Where to get information
To report a dead bird, call (877) 968-2473.
Sacramento and Yolo counties: Residents can request mosquitofish, report untreated pools of standing water, get aerial spraying information and sign up for e-mail notification of local insecticide treatments by calling the Sacramento-Yolo Mosquito and Vector Control District at (800) 429-1022 or (916) 685-1022, or at www.fightthebite.net.
Placer County: Residents can get information and obtain mosquitofish by calling the Placer Mosquito Abatement District at (916) 435-2140.
For updates and changes to the ground-spraying schedule, go to www.roseville.ca.us or call (916) 435-2140.
For other information, call the Placer West Nile virus line at (530) 889-4001 or go to www.placermosquito.org or www.placer.ca.gov/wnv.
Butte County: Residents can go to www.buttecountypublichealth.org or call (800) 339-2941.
Anyone with concerns about the health effects of spraying can call the California Poison Control number at (800) 876-4766.
Other Web sites: Centers for Disease Control and Prevention, www.cdc.gov; state Department of Health Services, www.westnile.ca.gov.
To reduce the risk of catching West Nile virus, the Sacramento-Yolo Mosquito and Vector Control District recommends:
Use an effective mosquito repellent containing ingredients such as DEET, Picaridin or oil of lemon eucalyptus.
Repair tears in door and window screens.
Drain standing water.
Wear long pants and long sleeves outdoors when practical.
Avoid being outside at dawn and dusk, when mosquitoes are most active.

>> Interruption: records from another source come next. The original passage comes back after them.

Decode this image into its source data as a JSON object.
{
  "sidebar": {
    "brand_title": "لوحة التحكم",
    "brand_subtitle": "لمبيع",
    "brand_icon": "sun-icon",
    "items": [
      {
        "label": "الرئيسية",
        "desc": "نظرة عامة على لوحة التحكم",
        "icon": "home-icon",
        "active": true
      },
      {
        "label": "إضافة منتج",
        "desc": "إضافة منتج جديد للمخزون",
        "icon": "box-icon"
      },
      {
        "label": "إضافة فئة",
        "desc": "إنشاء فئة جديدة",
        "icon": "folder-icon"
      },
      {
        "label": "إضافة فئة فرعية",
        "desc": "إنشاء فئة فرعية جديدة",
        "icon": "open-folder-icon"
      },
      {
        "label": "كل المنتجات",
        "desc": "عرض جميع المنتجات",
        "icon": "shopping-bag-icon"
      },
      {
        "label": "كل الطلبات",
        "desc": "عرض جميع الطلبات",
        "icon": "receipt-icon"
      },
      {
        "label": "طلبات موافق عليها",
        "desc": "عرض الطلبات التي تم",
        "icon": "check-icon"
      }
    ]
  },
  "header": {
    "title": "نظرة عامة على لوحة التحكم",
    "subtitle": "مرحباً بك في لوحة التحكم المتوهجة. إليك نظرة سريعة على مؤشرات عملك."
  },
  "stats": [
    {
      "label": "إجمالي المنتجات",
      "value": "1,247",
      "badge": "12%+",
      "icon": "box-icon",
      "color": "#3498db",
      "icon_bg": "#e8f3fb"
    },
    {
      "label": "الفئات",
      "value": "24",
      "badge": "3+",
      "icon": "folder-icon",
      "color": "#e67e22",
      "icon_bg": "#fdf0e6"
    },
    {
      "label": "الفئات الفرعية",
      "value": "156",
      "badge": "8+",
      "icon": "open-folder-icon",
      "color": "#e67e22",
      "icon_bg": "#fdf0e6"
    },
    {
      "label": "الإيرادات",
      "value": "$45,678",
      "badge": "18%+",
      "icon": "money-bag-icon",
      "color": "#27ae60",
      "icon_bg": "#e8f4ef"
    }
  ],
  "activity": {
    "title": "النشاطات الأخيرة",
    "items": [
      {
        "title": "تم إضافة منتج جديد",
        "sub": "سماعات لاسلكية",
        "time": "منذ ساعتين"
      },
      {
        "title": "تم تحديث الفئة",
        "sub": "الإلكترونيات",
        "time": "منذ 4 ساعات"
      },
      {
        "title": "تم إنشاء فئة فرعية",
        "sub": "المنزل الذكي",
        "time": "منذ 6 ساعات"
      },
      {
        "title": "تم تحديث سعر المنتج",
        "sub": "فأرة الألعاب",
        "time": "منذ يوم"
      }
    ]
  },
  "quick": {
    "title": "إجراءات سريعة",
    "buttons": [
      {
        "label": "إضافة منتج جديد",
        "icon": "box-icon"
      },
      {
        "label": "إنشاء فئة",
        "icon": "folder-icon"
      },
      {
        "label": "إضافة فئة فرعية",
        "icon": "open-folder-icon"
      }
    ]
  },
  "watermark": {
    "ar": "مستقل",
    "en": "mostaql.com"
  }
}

About the writer:
- The Bee's Dorsey Griffith can be reached at (916) 321-1089 or email@example.com.